Bands like The Clash, Steel Pulse and the Tom Robinson Band, to name but a few, helped create a political movement among music fans. The most memorable event was the Rock Against Racism “Carnival against the Nazis” in April 1978. A huge rally of 100,000 people marched the six miles from Trafalgar Square through London’s East End – the heart of National Front territory – to a Rock Against Racism concert in Victoria Park.

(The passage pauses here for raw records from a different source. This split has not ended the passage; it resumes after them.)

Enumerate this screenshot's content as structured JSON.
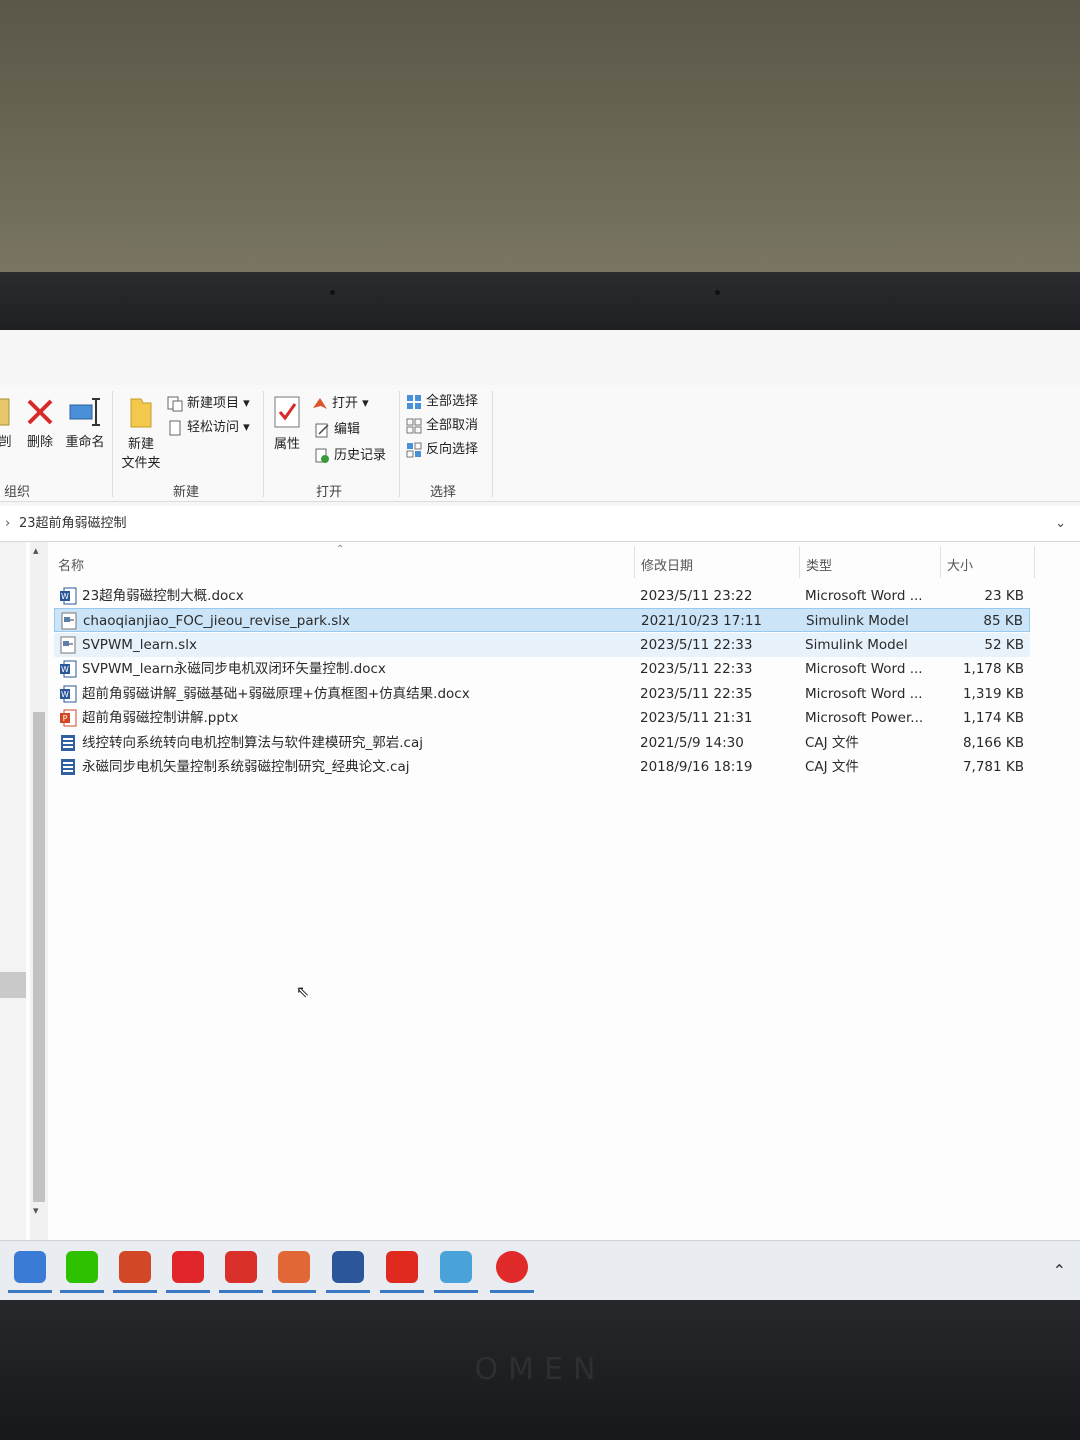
{
  "ribbon": {
    "groups": [
      {
        "label": "组织"
      },
      {
        "label": "新建"
      },
      {
        "label": "打开"
      },
      {
        "label": "选择"
      }
    ],
    "cut_label": "剪切",
    "delete_label": "删除",
    "rename_label": "重命名",
    "new_folder_label_1": "新建",
    "new_folder_label_2": "文件夹",
    "new_item_label": "新建项目 ▾",
    "easy_access_label": "轻松访问 ▾",
    "properties_label": "属性",
    "open_label": "打开 ▾",
    "edit_label": "编辑",
    "history_label": "历史记录",
    "select_all_label": "全部选择",
    "select_none_label": "全部取消",
    "invert_selection_label": "反向选择"
  },
  "address": {
    "path": "23超前角弱磁控制"
  },
  "columns": {
    "name": "名称",
    "date": "修改日期",
    "type": "类型",
    "size": "大小"
  },
  "files": [
    {
      "name": "23超角弱磁控制大概.docx",
      "date": "2023/5/11 23:22",
      "type": "Microsoft Word ...",
      "size": "23 KB",
      "icon": "word-icon"
    },
    {
      "name": "chaoqianjiao_FOC_jieou_revise_park.slx",
      "date": "2021/10/23 17:11",
      "type": "Simulink Model",
      "size": "85 KB",
      "icon": "simulink-icon"
    },
    {
      "name": "SVPWM_learn.slx",
      "date": "2023/5/11 22:33",
      "type": "Simulink Model",
      "size": "52 KB",
      "icon": "simulink-icon"
    },
    {
      "name": "SVPWM_learn永磁同步电机双闭环矢量控制.docx",
      "date": "2023/5/11 22:33",
      "type": "Microsoft Word ...",
      "size": "1,178 KB",
      "icon": "word-icon"
    },
    {
      "name": "超前角弱磁讲解_弱磁基础+弱磁原理+仿真框图+仿真结果.docx",
      "date": "2023/5/11 22:35",
      "type": "Microsoft Word ...",
      "size": "1,319 KB",
      "icon": "word-icon"
    },
    {
      "name": "超前角弱磁控制讲解.pptx",
      "date": "2023/5/11 21:31",
      "type": "Microsoft Power...",
      "size": "1,174 KB",
      "icon": "powerpoint-icon"
    },
    {
      "name": "线控转向系统转向电机控制算法与软件建模研究_郭岩.caj",
      "date": "2021/5/9 14:30",
      "type": "CAJ 文件",
      "size": "8,166 KB",
      "icon": "caj-icon"
    },
    {
      "name": "永磁同步电机矢量控制系统弱磁控制研究_经典论文.caj",
      "date": "2018/9/16 18:19",
      "type": "CAJ 文件",
      "size": "7,781 KB",
      "icon": "caj-icon"
    }
  ],
  "taskbar": {
    "apps": [
      {
        "name": "app-network-icon",
        "color": "#3a7bd5"
      },
      {
        "name": "wechat-icon",
        "color": "#2dc100"
      },
      {
        "name": "powerpoint-icon",
        "color": "#d24726"
      },
      {
        "name": "youdao-icon",
        "color": "#e0262b"
      },
      {
        "name": "car-app-icon",
        "color": "#d9302c"
      },
      {
        "name": "matlab-icon",
        "color": "#e16737"
      },
      {
        "name": "word-icon",
        "color": "#2b579a"
      },
      {
        "name": "acrobat-icon",
        "color": "#e02a20"
      },
      {
        "name": "notes-app-icon",
        "color": "#4aa3d8"
      },
      {
        "name": "music-app-icon",
        "color": "#e12b2b"
      }
    ],
    "tray_arrow": "⌃"
  },
  "laptop": {
    "brand": "OMEN"
  },
  "colors": {
    "selection": "#cce4f7",
    "accent": "#3b78c4"
  }
}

The concert and march spelled the beginning of the end for the NF in the face of a young and diverse mass movement
Homepage: http:// www.lmhrcarnival.com